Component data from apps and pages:
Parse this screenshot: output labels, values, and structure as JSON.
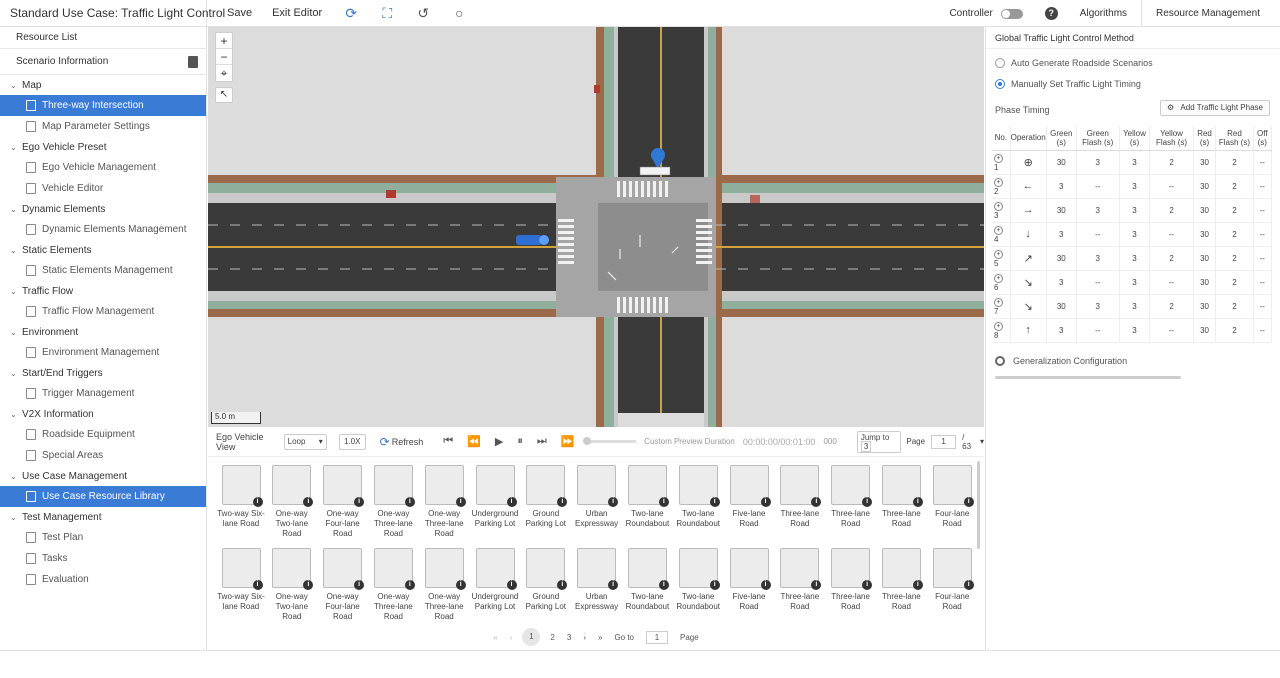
{
  "header": {
    "title": "Standard Use Case: Traffic Light Control",
    "save": "Save",
    "exit_editor": "Exit Editor",
    "controller": "Controller",
    "algorithms": "Algorithms",
    "resource_management": "Resource Management",
    "help": "?"
  },
  "sidebar": {
    "title": "Resource List",
    "scenario_info": "Scenario Information",
    "groups": [
      {
        "label": "Map",
        "items": [
          "Three-way Intersection",
          "Map Parameter Settings"
        ]
      },
      {
        "label": "Ego Vehicle Preset",
        "items": [
          "Ego Vehicle Management",
          "Vehicle Editor"
        ]
      },
      {
        "label": "Dynamic Elements",
        "items": [
          "Dynamic Elements Management"
        ]
      },
      {
        "label": "Static Elements",
        "items": [
          "Static Elements Management"
        ]
      },
      {
        "label": "Traffic Flow",
        "items": [
          "Traffic Flow Management"
        ]
      },
      {
        "label": "Environment",
        "items": [
          "Environment Management"
        ]
      },
      {
        "label": "Start/End Triggers",
        "items": [
          "Trigger Management"
        ]
      },
      {
        "label": "V2X Information",
        "items": [
          "Roadside Equipment",
          "Special Areas"
        ]
      },
      {
        "label": "Use Case Management",
        "items": [
          "Use Case Resource Library"
        ]
      },
      {
        "label": "Test Management",
        "items": [
          "Test Plan",
          "Tasks",
          "Evaluation"
        ]
      }
    ]
  },
  "map": {
    "scale": "5.0 m",
    "zoom_in": "+",
    "zoom_out": "−",
    "locate": "⌖",
    "select": "↖"
  },
  "playback": {
    "view_label": "Ego Vehicle View",
    "mode": "Loop",
    "speed": "1.0X",
    "refresh": "Refresh",
    "custom_duration": "Custom Preview Duration",
    "time": "00:00:00/00:01:00",
    "frames": "000",
    "jump_to": "Jump to",
    "jump_value": "3",
    "page_label": "Page",
    "page_current": "1",
    "page_total": "/ 63"
  },
  "library": {
    "row1": [
      "Two-way Six-lane Road",
      "One-way Two-lane Road",
      "One-way Four-lane Road",
      "One-way Three-lane Road",
      "One-way Three-lane Road",
      "Underground Parking Lot",
      "Ground Parking Lot",
      "Urban Expressway",
      "Two-lane Roundabout",
      "Two-lane Roundabout",
      "Five-lane Road",
      "Three-lane Road",
      "Three-lane Road",
      "Three-lane Road",
      "Four-lane Road"
    ],
    "row2": [
      "Two-way Six-lane Road",
      "One-way Two-lane Road",
      "One-way Four-lane Road",
      "One-way Three-lane Road",
      "One-way Three-lane Road",
      "Underground Parking Lot",
      "Ground Parking Lot",
      "Urban Expressway",
      "Two-lane Roundabout",
      "Two-lane Roundabout",
      "Five-lane Road",
      "Three-lane Road",
      "Three-lane Road",
      "Three-lane Road",
      "Four-lane Road"
    ],
    "pager": {
      "first": "«",
      "prev": "‹",
      "pages": [
        "1",
        "2",
        "3"
      ],
      "next": "›",
      "last": "»",
      "goto": "Go to",
      "goto_value": "1",
      "page": "Page"
    }
  },
  "right_panel": {
    "title": "Global Traffic Light Control Method",
    "option_auto": "Auto Generate Roadside Scenarios",
    "option_manual": "Manually Set Traffic Light Timing",
    "selected_option": "manual",
    "phase_timing": "Phase Timing",
    "add_phase": "Add Traffic Light Phase",
    "columns": [
      "No.",
      "Operation",
      "Green (s)",
      "Green Flash (s)",
      "Yellow (s)",
      "Yellow Flash (s)",
      "Red (s)",
      "Red Flash (s)",
      "Off (s)"
    ],
    "rows": [
      {
        "no": "1",
        "op": "⊕",
        "green": "30",
        "gflash": "3",
        "yellow": "3",
        "yflash": "2",
        "red": "30",
        "rflash": "2",
        "off": "--"
      },
      {
        "no": "2",
        "op": "←",
        "green": "3",
        "gflash": "--",
        "yellow": "3",
        "yflash": "--",
        "red": "30",
        "rflash": "2",
        "off": "--"
      },
      {
        "no": "3",
        "op": "→",
        "green": "30",
        "gflash": "3",
        "yellow": "3",
        "yflash": "2",
        "red": "30",
        "rflash": "2",
        "off": "--"
      },
      {
        "no": "4",
        "op": "↓",
        "green": "3",
        "gflash": "--",
        "yellow": "3",
        "yflash": "--",
        "red": "30",
        "rflash": "2",
        "off": "--"
      },
      {
        "no": "5",
        "op": "↗",
        "green": "30",
        "gflash": "3",
        "yellow": "3",
        "yflash": "2",
        "red": "30",
        "rflash": "2",
        "off": "--"
      },
      {
        "no": "6",
        "op": "↘",
        "green": "3",
        "gflash": "--",
        "yellow": "3",
        "yflash": "--",
        "red": "30",
        "rflash": "2",
        "off": "--"
      },
      {
        "no": "7",
        "op": "↘",
        "green": "30",
        "gflash": "3",
        "yellow": "3",
        "yflash": "2",
        "red": "30",
        "rflash": "2",
        "off": "--"
      },
      {
        "no": "8",
        "op": "↑",
        "green": "3",
        "gflash": "--",
        "yellow": "3",
        "yflash": "--",
        "red": "30",
        "rflash": "2",
        "off": "--"
      }
    ],
    "generalization": "Generalization Configuration"
  }
}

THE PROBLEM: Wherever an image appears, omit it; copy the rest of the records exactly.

EXERCISE ANSWER:
Parse this screenshot: output labels, values, and structure as JSON.
{
  "header": {
    "title": "Standard Use Case: Traffic Light Control",
    "save": "Save",
    "exit_editor": "Exit Editor",
    "controller": "Controller",
    "algorithms": "Algorithms",
    "resource_management": "Resource Management",
    "help": "?"
  },
  "sidebar": {
    "title": "Resource List",
    "scenario_info": "Scenario Information",
    "groups": [
      {
        "label": "Map",
        "items": [
          "Three-way Intersection",
          "Map Parameter Settings"
        ]
      },
      {
        "label": "Ego Vehicle Preset",
        "items": [
          "Ego Vehicle Management",
          "Vehicle Editor"
        ]
      },
      {
        "label": "Dynamic Elements",
        "items": [
          "Dynamic Elements Management"
        ]
      },
      {
        "label": "Static Elements",
        "items": [
          "Static Elements Management"
        ]
      },
      {
        "label": "Traffic Flow",
        "items": [
          "Traffic Flow Management"
        ]
      },
      {
        "label": "Environment",
        "items": [
          "Environment Management"
        ]
      },
      {
        "label": "Start/End Triggers",
        "items": [
          "Trigger Management"
        ]
      },
      {
        "label": "V2X Information",
        "items": [
          "Roadside Equipment",
          "Special Areas"
        ]
      },
      {
        "label": "Use Case Management",
        "items": [
          "Use Case Resource Library"
        ]
      },
      {
        "label": "Test Management",
        "items": [
          "Test Plan",
          "Tasks",
          "Evaluation"
        ]
      }
    ]
  },
  "map": {
    "scale": "5.0 m",
    "zoom_in": "+",
    "zoom_out": "−",
    "locate": "⌖",
    "select": "↖"
  },
  "playback": {
    "view_label": "Ego Vehicle View",
    "mode": "Loop",
    "speed": "1.0X",
    "refresh": "Refresh",
    "custom_duration": "Custom Preview Duration",
    "time": "00:00:00/00:01:00",
    "frames": "000",
    "jump_to": "Jump to",
    "jump_value": "3",
    "page_label": "Page",
    "page_current": "1",
    "page_total": "/ 63"
  },
  "library": {
    "row1": [
      "Two-way Six-lane Road",
      "One-way Two-lane Road",
      "One-way Four-lane Road",
      "One-way Three-lane Road",
      "One-way Three-lane Road",
      "Underground Parking Lot",
      "Ground Parking Lot",
      "Urban Expressway",
      "Two-lane Roundabout",
      "Two-lane Roundabout",
      "Five-lane Road",
      "Three-lane Road",
      "Three-lane Road",
      "Three-lane Road",
      "Four-lane Road"
    ],
    "row2": [
      "Two-way Six-lane Road",
      "One-way Two-lane Road",
      "One-way Four-lane Road",
      "One-way Three-lane Road",
      "One-way Three-lane Road",
      "Underground Parking Lot",
      "Ground Parking Lot",
      "Urban Expressway",
      "Two-lane Roundabout",
      "Two-lane Roundabout",
      "Five-lane Road",
      "Three-lane Road",
      "Three-lane Road",
      "Three-lane Road",
      "Four-lane Road"
    ],
    "pager": {
      "first": "«",
      "prev": "‹",
      "pages": [
        "1",
        "2",
        "3"
      ],
      "next": "›",
      "last": "»",
      "goto": "Go to",
      "goto_value": "1",
      "page": "Page"
    }
  },
  "right_panel": {
    "title": "Global Traffic Light Control Method",
    "option_auto": "Auto Generate Roadside Scenarios",
    "option_manual": "Manually Set Traffic Light Timing",
    "selected_option": "manual",
    "phase_timing": "Phase Timing",
    "add_phase": "Add Traffic Light Phase",
    "columns": [
      "No.",
      "Operation",
      "Green (s)",
      "Green Flash (s)",
      "Yellow (s)",
      "Yellow Flash (s)",
      "Red (s)",
      "Red Flash (s)",
      "Off (s)"
    ],
    "rows": [
      {
        "no": "1",
        "op": "⊕",
        "green": "30",
        "gflash": "3",
        "yellow": "3",
        "yflash": "2",
        "red": "30",
        "rflash": "2",
        "off": "--"
      },
      {
        "no": "2",
        "op": "←",
        "green": "3",
        "gflash": "--",
        "yellow": "3",
        "yflash": "--",
        "red": "30",
        "rflash": "2",
        "off": "--"
      },
      {
        "no": "3",
        "op": "→",
        "green": "30",
        "gflash": "3",
        "yellow": "3",
        "yflash": "2",
        "red": "30",
        "rflash": "2",
        "off": "--"
      },
      {
        "no": "4",
        "op": "↓",
        "green": "3",
        "gflash": "--",
        "yellow": "3",
        "yflash": "--",
        "red": "30",
        "rflash": "2",
        "off": "--"
      },
      {
        "no": "5",
        "op": "↗",
        "green": "30",
        "gflash": "3",
        "yellow": "3",
        "yflash": "2",
        "red": "30",
        "rflash": "2",
        "off": "--"
      },
      {
        "no": "6",
        "op": "↘",
        "green": "3",
        "gflash": "--",
        "yellow": "3",
        "yflash": "--",
        "red": "30",
        "rflash": "2",
        "off": "--"
      },
      {
        "no": "7",
        "op": "↘",
        "green": "30",
        "gflash": "3",
        "yellow": "3",
        "yflash": "2",
        "red": "30",
        "rflash": "2",
        "off": "--"
      },
      {
        "no": "8",
        "op": "↑",
        "green": "3",
        "gflash": "--",
        "yellow": "3",
        "yflash": "--",
        "red": "30",
        "rflash": "2",
        "off": "--"
      }
    ],
    "generalization": "Generalization Configuration"
  }
}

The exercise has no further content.